U.S. troops who carry as much as 100 pounds of gear could soon get a robotic mule capable of shouldering their burdens in the toughest terrain. Such a robot recently showed how it can follow a person and navigate around trees and rocks while climbing a hill in its first outdoor test — but it might someday follow spoken commands like a huge, obedient dog.
The four-legged, headless "LS3" robot evolved as the quieter, faster and tougher version of Boston Dynamics' "BigDog" robot funded by the U.S. military's DARPA research arm. Upcoming trials will test the robot's ability to carry 400 pounds on a tough 20-mile trek without any refueling for 24 hours.
"If successful, this could provide real value to a squad while addressing the military’s concern for unburdening troops," said Army Lt. Col. Joe Hitt, program manager for the Defense Advanced Research Projects (DARPA). "LS3 seeks to have the responsiveness of a trained animal and the carrying capacity of a mule."

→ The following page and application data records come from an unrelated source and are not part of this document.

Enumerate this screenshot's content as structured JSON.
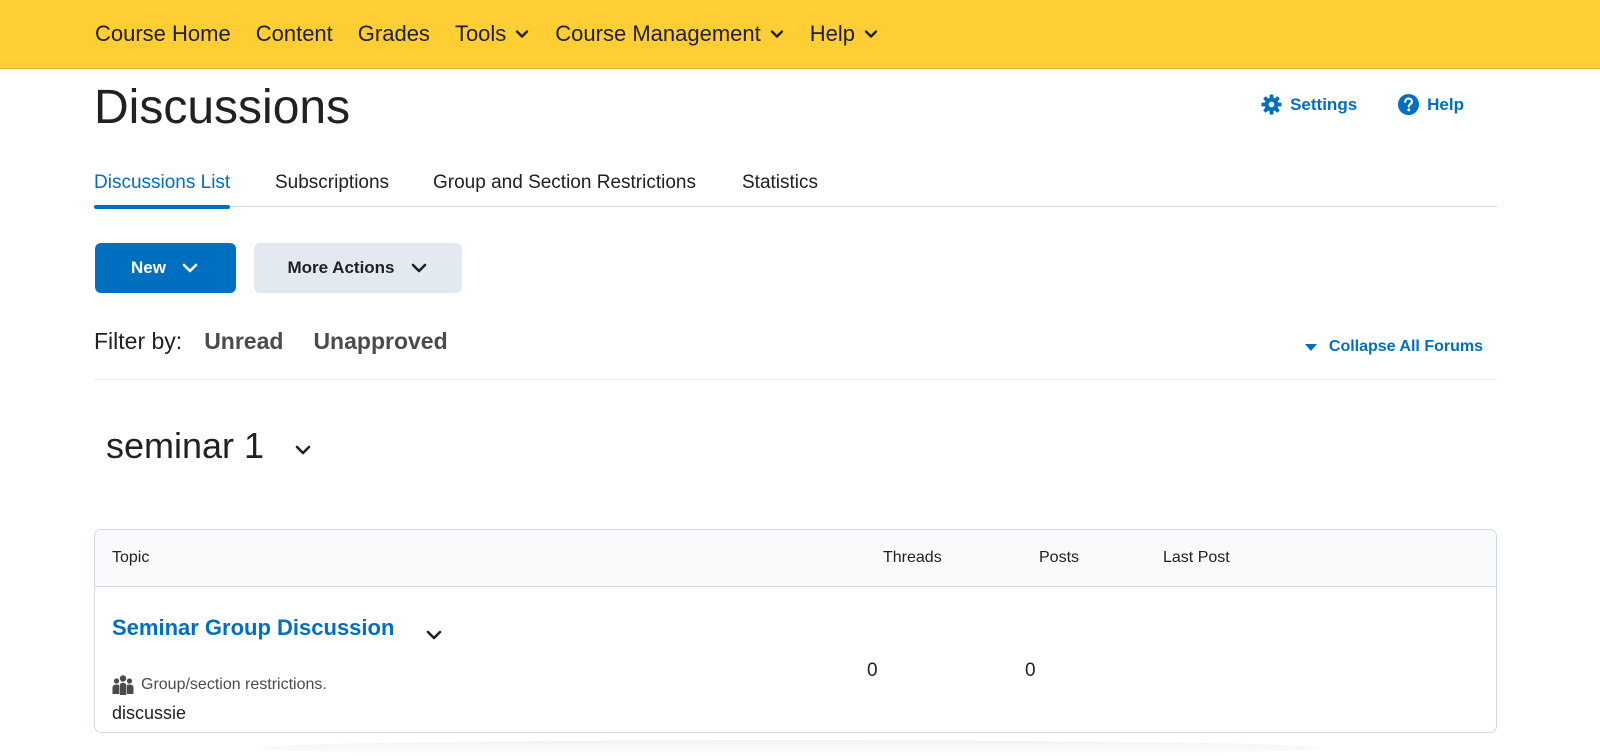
{
  "topnav": {
    "items": [
      {
        "label": "Course Home",
        "has_dropdown": false
      },
      {
        "label": "Content",
        "has_dropdown": false
      },
      {
        "label": "Grades",
        "has_dropdown": false
      },
      {
        "label": "Tools",
        "has_dropdown": true
      },
      {
        "label": "Course Management",
        "has_dropdown": true
      },
      {
        "label": "Help",
        "has_dropdown": true
      }
    ],
    "background": "#ffcd34"
  },
  "page": {
    "title": "Discussions",
    "settings_label": "Settings",
    "help_label": "Help"
  },
  "tabs": [
    {
      "label": "Discussions List",
      "active": true
    },
    {
      "label": "Subscriptions",
      "active": false
    },
    {
      "label": "Group and Section Restrictions",
      "active": false
    },
    {
      "label": "Statistics",
      "active": false
    }
  ],
  "toolbar": {
    "new_label": "New",
    "more_actions_label": "More Actions"
  },
  "filter": {
    "label": "Filter by:",
    "unread_label": "Unread",
    "unapproved_label": "Unapproved",
    "collapse_all_label": "Collapse All Forums"
  },
  "forum": {
    "title": "seminar 1",
    "table": {
      "headers": {
        "topic": "Topic",
        "threads": "Threads",
        "posts": "Posts",
        "last_post": "Last Post"
      },
      "rows": [
        {
          "topic": "Seminar Group Discussion",
          "restriction": "Group/section restrictions.",
          "description": "discussie",
          "threads": "0",
          "posts": "0",
          "last_post": ""
        }
      ]
    }
  },
  "colors": {
    "accent": "#006fbf",
    "nav_bg": "#ffcd34",
    "secondary_button": "#e3e9f1"
  },
  "icons": {
    "nav_dropdown": "chevron-down-icon",
    "settings": "gear-icon",
    "help": "question-circle-icon",
    "collapse": "caret-down-icon",
    "restriction": "group-icon"
  }
}
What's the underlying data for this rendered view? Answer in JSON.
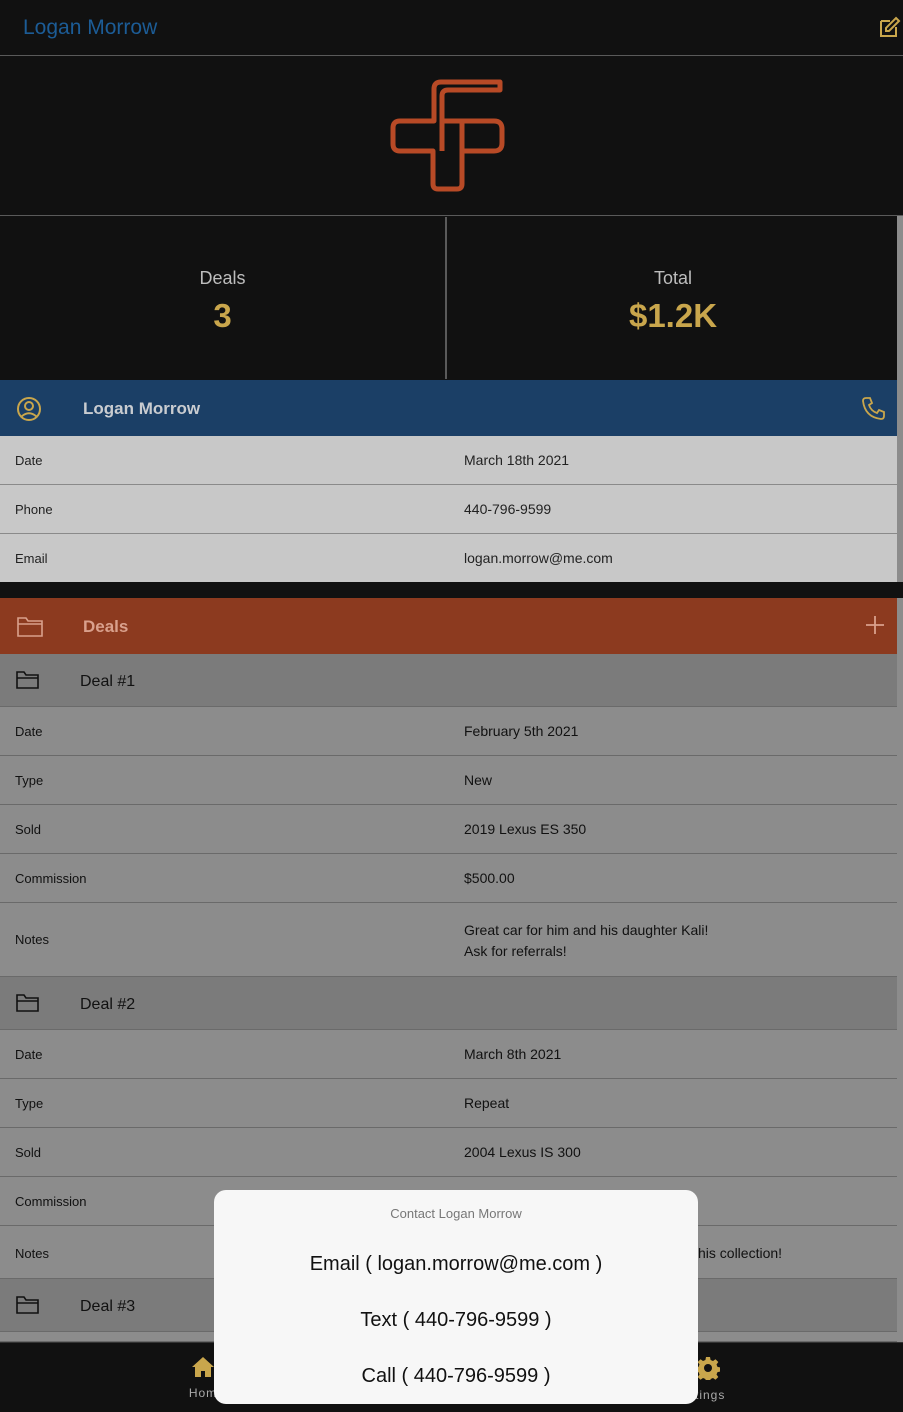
{
  "header": {
    "title": "Logan Morrow",
    "edit_icon": "edit-icon"
  },
  "colors": {
    "accent_gold": "#c9a64c",
    "contact_blue": "#1b3f66",
    "deals_red": "#8c3a1f",
    "logo_orange": "#b84a26"
  },
  "stats": {
    "deals_label": "Deals",
    "deals_value": "3",
    "total_label": "Total",
    "total_value": "$1.2K"
  },
  "contact": {
    "name": "Logan Morrow",
    "rows": [
      {
        "key": "Date",
        "value": "March 18th 2021"
      },
      {
        "key": "Phone",
        "value": "440-796-9599"
      },
      {
        "key": "Email",
        "value": "logan.morrow@me.com"
      }
    ]
  },
  "deals_section": {
    "title": "Deals"
  },
  "deals": [
    {
      "title": "Deal #1",
      "rows": [
        {
          "key": "Date",
          "value": "February 5th 2021"
        },
        {
          "key": "Type",
          "value": "New"
        },
        {
          "key": "Sold",
          "value": "2019 Lexus ES 350"
        },
        {
          "key": "Commission",
          "value": "$500.00"
        }
      ],
      "notes_key": "Notes",
      "notes_line1": "Great car for him and his daughter Kali!",
      "notes_line2": "Ask for referrals!"
    },
    {
      "title": "Deal #2",
      "rows": [
        {
          "key": "Date",
          "value": "March 8th 2021"
        },
        {
          "key": "Type",
          "value": "Repeat"
        },
        {
          "key": "Sold",
          "value": "2004 Lexus IS 300"
        },
        {
          "key": "Commission",
          "value": ""
        }
      ],
      "notes_key": "Notes",
      "notes_partial": "his collection!"
    },
    {
      "title": "Deal #3"
    }
  ],
  "tabs": {
    "home": "Hom",
    "settings": "ttings"
  },
  "action_sheet": {
    "title": "Contact Logan Morrow",
    "email": "Email ( logan.morrow@me.com )",
    "text": "Text ( 440-796-9599 )",
    "call": "Call ( 440-796-9599 )"
  }
}
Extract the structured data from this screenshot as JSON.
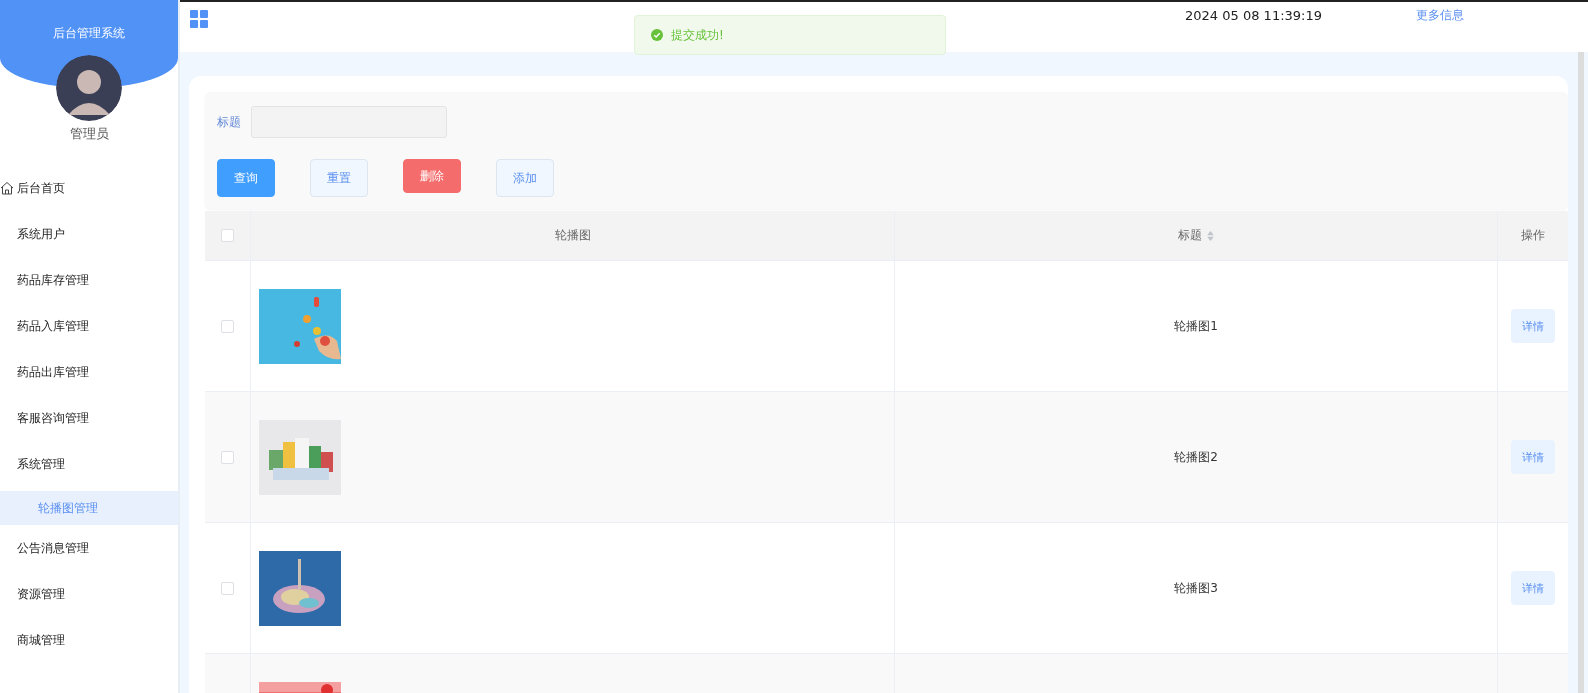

Added "hearing" technology could even allow human squad members to issue spoken commands such as "stop," "sit" or "come here."